A different worrying article on NC also appeared to have the Covid-19 lockdown in its sights, and began:  “If it’s ‘coronavirus holiday’ season in rural Wales, the forecast is frosty for second home owners”, adding:  “From spreading the virus and skipping lockdown to unfairly claiming business relief, second home owners have had bad pandemic press”.

Jonathan Davies makes feelings clear on his podcast

Yet Mr Edwards is not alone, and The Eye have been given details of other worrying comments on Twitter by Welsh BBC broadcasters which appear to break the rules on impartiality as well.

One of the personalities is controversial for other reasons, too.

A shocked viewer of a recent ‘re-tweet’ of a message by BBC rugby pundit, Jonathan Davies, told us: “This seems close to being a Covid conspiracy theory now”.

Jonathan Davies tells Nigel Owens to wind his window down before spraying him in the face, which was posted on YouTube

The remark which was ‘retweeted’ by Mr Davies stated that “lockdowns are unnecessary”, and conspiracy theories have a long as well as disturbing history.
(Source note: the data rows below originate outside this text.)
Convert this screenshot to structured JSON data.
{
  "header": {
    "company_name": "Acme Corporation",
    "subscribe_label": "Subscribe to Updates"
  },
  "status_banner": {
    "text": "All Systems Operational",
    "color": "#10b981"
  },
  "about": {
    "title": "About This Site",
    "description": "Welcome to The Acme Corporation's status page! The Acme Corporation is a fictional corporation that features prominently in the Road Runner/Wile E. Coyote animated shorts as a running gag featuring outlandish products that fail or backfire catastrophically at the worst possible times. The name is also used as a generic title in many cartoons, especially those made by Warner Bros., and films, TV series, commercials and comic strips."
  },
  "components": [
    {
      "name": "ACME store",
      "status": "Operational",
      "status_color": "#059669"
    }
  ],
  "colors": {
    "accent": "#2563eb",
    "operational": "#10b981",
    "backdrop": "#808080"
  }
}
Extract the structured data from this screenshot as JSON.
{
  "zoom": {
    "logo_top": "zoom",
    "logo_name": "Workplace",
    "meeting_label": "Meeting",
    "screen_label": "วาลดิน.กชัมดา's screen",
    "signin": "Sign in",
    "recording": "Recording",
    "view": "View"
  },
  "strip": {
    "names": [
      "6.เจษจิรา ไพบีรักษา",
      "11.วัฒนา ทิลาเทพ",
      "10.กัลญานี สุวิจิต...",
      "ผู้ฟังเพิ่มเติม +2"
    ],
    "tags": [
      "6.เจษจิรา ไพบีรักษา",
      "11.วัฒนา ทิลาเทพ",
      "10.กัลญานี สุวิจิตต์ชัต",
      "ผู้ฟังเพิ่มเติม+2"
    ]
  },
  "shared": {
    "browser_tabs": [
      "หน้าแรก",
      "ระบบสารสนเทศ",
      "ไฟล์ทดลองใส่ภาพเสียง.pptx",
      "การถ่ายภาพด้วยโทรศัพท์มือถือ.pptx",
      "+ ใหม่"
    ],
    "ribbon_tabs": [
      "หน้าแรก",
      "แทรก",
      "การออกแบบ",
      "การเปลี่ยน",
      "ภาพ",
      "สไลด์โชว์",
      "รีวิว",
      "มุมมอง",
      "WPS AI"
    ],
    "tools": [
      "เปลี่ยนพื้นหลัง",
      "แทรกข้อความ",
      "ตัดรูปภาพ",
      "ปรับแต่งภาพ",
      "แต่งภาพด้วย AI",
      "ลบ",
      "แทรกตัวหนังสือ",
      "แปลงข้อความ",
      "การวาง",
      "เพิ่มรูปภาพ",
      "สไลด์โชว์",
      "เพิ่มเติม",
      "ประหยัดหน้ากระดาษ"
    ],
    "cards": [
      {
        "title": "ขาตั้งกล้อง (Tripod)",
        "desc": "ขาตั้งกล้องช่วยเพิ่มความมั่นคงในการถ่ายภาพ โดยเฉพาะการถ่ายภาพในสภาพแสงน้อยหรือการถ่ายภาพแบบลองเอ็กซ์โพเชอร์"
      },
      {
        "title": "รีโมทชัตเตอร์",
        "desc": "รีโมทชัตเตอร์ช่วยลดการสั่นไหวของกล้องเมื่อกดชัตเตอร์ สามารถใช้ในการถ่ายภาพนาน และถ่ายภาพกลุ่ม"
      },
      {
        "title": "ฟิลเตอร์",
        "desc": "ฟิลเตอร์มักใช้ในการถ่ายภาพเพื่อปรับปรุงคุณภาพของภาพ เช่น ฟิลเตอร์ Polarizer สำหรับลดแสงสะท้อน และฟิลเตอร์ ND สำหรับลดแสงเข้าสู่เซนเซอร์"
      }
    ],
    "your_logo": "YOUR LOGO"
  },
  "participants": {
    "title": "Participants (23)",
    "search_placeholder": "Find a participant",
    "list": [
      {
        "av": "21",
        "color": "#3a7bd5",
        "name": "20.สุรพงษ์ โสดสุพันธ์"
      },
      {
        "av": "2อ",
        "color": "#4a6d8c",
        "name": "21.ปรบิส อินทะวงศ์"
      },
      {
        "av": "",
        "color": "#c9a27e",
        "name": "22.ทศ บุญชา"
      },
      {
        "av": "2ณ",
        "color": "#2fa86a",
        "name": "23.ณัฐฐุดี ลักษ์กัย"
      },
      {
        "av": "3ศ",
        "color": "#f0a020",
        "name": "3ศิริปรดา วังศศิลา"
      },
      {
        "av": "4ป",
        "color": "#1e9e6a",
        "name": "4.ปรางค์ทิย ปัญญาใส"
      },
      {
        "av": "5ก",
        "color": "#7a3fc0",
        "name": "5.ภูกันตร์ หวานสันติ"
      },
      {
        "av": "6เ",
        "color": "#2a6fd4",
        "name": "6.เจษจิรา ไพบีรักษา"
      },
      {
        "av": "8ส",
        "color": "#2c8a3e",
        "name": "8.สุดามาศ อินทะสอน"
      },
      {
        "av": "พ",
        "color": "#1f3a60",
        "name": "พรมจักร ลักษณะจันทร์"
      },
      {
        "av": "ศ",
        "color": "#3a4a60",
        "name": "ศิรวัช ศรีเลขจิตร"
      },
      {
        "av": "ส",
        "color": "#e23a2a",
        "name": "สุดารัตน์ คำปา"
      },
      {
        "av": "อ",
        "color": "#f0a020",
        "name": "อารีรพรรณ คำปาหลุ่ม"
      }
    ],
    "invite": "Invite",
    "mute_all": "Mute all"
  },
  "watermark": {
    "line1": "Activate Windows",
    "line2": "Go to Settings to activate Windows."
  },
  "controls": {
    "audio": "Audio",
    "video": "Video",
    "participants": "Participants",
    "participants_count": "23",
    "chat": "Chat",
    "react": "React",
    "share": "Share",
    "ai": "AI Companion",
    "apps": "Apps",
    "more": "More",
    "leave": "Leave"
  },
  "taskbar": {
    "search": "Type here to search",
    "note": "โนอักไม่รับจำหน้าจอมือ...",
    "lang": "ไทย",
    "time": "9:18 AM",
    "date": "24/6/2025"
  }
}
They are particularly relevant now following the US Presidential elections, after Donald Trump used conspiracy theories to allege that the Democrats ‘stole’ the election but providing no evidence to support his baseless charge that there was ‘mass fraud’.

Mr Davies has also been accused of being ‘misleading’, publishing ‘rubbish’ and ‘ranting’, after stating on social media that contentious plans to re-develop a Cardiff cancer hospital would leave 60 per cent of a meadow available to walkers when campaigners say surveys have indicated all will be destroyed.

Jonathan Davies has been accused of ‘ranting’

Contradicting him, one campaigner declared about the project to re-develop Velindre Hospital“The whole area will be bulldozed, £27 million of public money just to access this unsuitable site…”  

Another cautioned:  “Let’s talk Jonathan, not rant.”

Mr Davies (one of whose Twitter accounts is @JiffyRugby and includes ‘OBE’ after his name) is President of Velindre Fundraising, and demanded of one of the campaigners:  “Have you or anyone close to you ever been unfortunate enough to have cancer?”.

But the advocate for a green space in that part of the city hit back, and said:  “Absolutely yes, many of those opposing the site are current patients at Velindre”.

His BBC colleague Ms Maitlis has also made news before, other than retweeting the comment about quarantine by Mr Morgan.

She broadcast a diatribe about Dominic Cummings who had hit the headlines by taking a trip to Barnard Castle during lockdown.

Book posterBut this, along with the remark on Twitter by Mr Edwards, appears to mean impartiality guidelines at the BBC count for nothing, after he highlighted what he claimed were “errors” in an essay about the break up of the UK


Our Editor Phil Parry’s memories of his astonishing decades-long, award-winning career in journalism (when impartiality was all-important) as he was gripped by the incurable neurological disabling condition Hereditary Spastic Paraplegia (HSP), have been released in a major book which was NOT funded by the BCW, ‘A GOOD STORY’. Order the book now!